Check every line of the data below for "time". Copy each one that has it.

** Opening SUPPLIED DATA block **

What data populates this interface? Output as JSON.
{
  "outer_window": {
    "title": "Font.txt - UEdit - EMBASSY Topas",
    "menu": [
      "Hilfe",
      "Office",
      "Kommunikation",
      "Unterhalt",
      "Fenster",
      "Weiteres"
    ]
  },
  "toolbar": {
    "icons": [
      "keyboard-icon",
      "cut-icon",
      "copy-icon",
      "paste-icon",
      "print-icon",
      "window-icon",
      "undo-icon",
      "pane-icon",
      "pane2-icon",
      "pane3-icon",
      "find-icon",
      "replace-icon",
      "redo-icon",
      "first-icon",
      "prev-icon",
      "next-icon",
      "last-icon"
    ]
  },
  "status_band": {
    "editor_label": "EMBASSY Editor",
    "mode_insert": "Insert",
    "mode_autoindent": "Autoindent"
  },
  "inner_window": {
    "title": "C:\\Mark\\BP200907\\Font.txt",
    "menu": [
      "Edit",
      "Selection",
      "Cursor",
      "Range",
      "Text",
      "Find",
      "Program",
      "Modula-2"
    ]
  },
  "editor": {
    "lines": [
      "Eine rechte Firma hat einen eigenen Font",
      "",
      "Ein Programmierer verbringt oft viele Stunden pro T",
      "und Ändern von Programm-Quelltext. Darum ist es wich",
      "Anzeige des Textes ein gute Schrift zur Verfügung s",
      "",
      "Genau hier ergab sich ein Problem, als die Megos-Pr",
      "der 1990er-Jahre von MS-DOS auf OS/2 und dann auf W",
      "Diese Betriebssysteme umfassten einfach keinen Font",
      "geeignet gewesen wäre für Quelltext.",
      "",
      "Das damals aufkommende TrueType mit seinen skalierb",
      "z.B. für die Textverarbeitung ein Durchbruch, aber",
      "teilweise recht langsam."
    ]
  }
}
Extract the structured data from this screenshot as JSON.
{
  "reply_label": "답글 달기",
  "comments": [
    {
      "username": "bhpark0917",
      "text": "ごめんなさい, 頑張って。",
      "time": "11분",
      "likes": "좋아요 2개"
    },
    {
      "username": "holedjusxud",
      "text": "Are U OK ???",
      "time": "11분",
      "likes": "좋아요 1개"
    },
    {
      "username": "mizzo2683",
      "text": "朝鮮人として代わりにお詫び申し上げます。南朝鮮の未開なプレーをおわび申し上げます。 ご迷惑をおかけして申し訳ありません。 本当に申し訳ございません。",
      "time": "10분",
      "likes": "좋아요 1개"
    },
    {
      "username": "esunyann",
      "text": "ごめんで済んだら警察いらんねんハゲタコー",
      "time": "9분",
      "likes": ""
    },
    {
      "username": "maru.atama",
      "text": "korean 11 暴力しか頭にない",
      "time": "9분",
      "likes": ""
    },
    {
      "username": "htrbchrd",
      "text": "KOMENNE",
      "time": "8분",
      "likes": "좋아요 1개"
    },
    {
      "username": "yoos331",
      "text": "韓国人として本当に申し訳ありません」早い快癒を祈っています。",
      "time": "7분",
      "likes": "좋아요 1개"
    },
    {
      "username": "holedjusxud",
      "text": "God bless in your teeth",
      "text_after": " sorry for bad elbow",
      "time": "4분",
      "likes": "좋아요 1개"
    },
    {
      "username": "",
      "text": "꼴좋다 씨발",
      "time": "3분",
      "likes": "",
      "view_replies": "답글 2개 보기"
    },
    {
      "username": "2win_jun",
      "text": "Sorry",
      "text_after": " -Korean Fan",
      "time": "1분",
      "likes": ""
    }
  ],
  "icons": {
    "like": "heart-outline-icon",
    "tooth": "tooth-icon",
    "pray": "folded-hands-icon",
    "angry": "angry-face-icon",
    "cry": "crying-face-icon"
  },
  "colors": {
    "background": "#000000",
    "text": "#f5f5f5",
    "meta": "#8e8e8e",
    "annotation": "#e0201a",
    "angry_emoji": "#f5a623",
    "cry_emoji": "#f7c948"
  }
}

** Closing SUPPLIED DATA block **

> **ANSWER TO THE PROBLEM**
      "time": "11분",
      "time": "11분",
      "time": "10분",
      "time": "9분",
      "time": "9분",
      "time": "8분",
      "time": "7분",
      "time": "4분",
      "time": "3분",
      "time": "1분",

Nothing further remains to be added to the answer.